, NAIROBI, Kenya, Oct 14 – The Jubilee administration’s commitment to the rule of law is unquestionable, President Uhuru Kenyatta has said.
He said the threshold of observing the law was higher now than at any other time in the history of Kenya.
“My Government’s unwavering commitment to the rule of law is part of our solemn pledge to honour, obey, uphold and defend the Constitution of the Republic of Kenya at all times,” he said.
The Head of State said even at a personal level, he has utmost respect and submission to the rule of law.
It was in this regard that he submitted himself to the recent summons by the International Criminal Court (ICC).
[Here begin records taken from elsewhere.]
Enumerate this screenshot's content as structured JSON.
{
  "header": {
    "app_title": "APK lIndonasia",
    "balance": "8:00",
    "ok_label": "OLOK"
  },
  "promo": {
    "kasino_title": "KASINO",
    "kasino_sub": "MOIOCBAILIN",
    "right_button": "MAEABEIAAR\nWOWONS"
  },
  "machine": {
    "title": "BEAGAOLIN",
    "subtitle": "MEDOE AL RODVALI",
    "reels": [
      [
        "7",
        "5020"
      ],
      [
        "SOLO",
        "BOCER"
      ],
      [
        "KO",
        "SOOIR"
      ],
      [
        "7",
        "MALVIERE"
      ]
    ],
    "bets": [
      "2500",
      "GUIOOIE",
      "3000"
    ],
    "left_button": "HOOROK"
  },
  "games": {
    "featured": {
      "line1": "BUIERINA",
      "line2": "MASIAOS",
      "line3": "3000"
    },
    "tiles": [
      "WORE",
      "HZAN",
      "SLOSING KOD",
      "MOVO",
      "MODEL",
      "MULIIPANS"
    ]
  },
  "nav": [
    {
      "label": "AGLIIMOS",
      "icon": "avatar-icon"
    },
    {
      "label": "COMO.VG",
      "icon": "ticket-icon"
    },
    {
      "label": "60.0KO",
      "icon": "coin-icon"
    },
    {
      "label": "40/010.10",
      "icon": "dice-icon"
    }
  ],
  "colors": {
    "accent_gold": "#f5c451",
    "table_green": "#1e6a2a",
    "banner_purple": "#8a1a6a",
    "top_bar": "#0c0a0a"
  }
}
“Recently, I took the step of honouring summons of the International Criminal Court, both as a personal obligation, and to demonstrate the principle that obedience to judicial edicts is vital, said President Kenyatta.
The President said the government may not always like the orders issued by the courts, but this was no reason to disobey them.
The rule of law, the President said, depends in no small measure on the respect for judicial authority.
“In turn, this is made conceivable by the expectation that every judicial action and decision is inherently just. Total obedience must be met with total integrity,” he said.
The President said the high standard of the rule of law is anchored by the new Constitution, which he described as among the best in the world especially in the protection of the rights of the individual.
The President said the Constitution is in a class of its own in terms of how it balances the Executive, Judicial and Legislative power and its demand for fulsome public participation, transparency, accountability and integrity.
The Head of State was speaking when he opened the 12th East African Magistrates and Judges Association Annual General Conference at the Hotel Intercontinental, Nairobi.
The conference is attended by over 300 delegates drawn from the East African region including South Sudan and Zanzibar.
All the Chief Justices from the East African Countries are represented in the conference led by Dr Willy Mutunga from Kenya.
While calling for mutual respect and synergy between the three Arms of Government, President Kenyatta however said the Judiciary in the East African region at times acts in a manner that throws roadblocks on the operations of the Executive and the Legislature.
“In particular, the issuance of injunctive interim orders, especially ex-parte, has done much to undermine goodwill and harmony between the Three Arms of Government in each nation,” said the President.
He asked the delegates to discuss and agree on common standards of judicial practice across East Africa that will address the concerns of the Executive and Legislative branches of governance.
These concerns, said the president, should be addressed “without lessening the vitality of the rule of law and the proper administration of justice,” the President said.
He said that balance, delicate as it may be, must be found for there to be just and effective Government in the young democracies that constitute the East African region.
The President said there is much more to be achieved through consultation and consensus building rather than by brinksmanship.
President Kenyatta also asked the delegates to discuss and find solutions towards a common judicial philosophy and approach to the cross-border challenges that plague the East African nations.
He said criminals and terrorists are seeking to create regional networks and ply their evil across our borders.
“To address this menace, the courts in East Africa must come together the same way security, intelligence and specialist agencies have. This way, we will answer regional integration with the integration of law enforcement capacity,” he said.
Cross border crimes on which the states need co-operation, said the president, include poaching, human, drug trafficking and terrorism.